- [ASSIGNMENT]: Scan the records below. List lines holding "JSON".

- [Excerpts from an interface dataset]:
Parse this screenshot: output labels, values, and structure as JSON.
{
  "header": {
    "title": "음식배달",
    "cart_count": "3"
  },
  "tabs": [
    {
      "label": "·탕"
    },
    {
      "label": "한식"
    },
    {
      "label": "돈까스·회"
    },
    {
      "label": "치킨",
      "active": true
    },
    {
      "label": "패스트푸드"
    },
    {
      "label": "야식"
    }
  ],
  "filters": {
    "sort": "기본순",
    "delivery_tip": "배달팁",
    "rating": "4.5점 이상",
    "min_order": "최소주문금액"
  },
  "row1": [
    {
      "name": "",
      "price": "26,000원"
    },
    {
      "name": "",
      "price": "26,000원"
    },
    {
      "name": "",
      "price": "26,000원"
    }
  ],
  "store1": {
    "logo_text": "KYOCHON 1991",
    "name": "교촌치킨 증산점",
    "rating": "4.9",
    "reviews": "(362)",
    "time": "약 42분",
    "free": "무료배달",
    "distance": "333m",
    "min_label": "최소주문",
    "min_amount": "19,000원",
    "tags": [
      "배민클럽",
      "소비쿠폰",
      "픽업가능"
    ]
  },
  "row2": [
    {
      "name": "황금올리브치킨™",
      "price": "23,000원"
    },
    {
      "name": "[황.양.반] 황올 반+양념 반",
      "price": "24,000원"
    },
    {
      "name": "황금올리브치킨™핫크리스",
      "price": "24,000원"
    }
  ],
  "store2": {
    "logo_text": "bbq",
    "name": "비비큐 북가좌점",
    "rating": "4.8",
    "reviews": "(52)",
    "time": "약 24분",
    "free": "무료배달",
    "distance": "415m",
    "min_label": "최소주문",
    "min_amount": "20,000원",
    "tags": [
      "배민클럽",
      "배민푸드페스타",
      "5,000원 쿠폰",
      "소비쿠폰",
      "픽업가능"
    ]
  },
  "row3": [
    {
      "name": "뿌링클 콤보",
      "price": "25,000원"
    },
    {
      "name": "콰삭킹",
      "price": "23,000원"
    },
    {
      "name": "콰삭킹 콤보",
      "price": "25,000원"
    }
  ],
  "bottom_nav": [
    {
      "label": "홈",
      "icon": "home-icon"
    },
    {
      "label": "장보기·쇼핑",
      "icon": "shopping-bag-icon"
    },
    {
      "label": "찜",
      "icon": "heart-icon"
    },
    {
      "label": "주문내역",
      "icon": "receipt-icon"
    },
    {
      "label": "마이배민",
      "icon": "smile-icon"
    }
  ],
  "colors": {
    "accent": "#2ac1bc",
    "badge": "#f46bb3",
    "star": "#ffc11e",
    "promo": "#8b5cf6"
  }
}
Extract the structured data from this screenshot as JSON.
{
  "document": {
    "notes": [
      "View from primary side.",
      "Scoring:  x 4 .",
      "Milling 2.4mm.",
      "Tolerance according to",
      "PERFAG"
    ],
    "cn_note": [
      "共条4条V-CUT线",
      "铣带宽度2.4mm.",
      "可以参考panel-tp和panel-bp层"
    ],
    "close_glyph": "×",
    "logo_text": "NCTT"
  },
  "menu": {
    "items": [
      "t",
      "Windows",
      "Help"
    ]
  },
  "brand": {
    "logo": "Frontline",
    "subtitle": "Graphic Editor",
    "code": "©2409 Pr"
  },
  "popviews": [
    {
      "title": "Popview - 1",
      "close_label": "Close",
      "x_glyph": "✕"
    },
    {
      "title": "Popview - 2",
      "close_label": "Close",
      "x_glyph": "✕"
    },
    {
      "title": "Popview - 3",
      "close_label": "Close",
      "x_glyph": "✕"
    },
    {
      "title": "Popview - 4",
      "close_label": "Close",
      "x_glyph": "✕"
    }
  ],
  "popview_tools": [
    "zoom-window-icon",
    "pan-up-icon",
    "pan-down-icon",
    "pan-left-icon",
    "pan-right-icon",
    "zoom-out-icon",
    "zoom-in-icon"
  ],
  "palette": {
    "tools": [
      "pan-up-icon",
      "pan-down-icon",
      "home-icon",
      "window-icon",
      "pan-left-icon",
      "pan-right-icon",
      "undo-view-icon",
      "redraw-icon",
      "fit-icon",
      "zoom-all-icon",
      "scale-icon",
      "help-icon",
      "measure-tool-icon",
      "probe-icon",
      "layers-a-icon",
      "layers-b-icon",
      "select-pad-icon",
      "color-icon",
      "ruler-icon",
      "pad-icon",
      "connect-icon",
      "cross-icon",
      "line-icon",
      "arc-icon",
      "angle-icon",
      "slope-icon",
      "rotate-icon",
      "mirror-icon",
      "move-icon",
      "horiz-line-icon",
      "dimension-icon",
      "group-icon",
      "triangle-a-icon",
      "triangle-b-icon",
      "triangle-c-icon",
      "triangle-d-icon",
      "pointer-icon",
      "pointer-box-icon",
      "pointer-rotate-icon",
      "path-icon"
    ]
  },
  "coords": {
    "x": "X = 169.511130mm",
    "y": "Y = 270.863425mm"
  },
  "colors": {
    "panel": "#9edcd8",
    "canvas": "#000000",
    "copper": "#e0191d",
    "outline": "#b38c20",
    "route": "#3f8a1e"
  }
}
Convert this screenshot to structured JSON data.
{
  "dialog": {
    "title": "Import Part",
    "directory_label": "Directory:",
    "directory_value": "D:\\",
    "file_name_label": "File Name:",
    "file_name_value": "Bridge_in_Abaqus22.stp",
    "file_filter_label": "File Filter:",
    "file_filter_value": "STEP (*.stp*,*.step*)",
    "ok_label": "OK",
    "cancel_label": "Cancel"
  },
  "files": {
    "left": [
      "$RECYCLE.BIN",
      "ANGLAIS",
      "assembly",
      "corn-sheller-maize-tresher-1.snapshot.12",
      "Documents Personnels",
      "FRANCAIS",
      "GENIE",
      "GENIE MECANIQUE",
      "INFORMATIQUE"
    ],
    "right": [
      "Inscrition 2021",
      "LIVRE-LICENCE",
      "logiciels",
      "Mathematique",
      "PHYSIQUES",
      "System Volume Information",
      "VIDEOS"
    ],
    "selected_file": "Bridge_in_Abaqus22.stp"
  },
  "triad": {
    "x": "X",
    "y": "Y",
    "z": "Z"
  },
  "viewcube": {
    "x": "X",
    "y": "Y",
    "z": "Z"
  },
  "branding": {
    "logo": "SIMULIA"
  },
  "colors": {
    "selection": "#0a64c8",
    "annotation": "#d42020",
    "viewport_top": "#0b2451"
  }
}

- [OUTPUT FOR THIS EXERCISE]:
Parse this screenshot: output labels, values, and structure as JSON.
Extract the structured data from this screenshot as JSON.
Convert this screenshot to structured JSON data.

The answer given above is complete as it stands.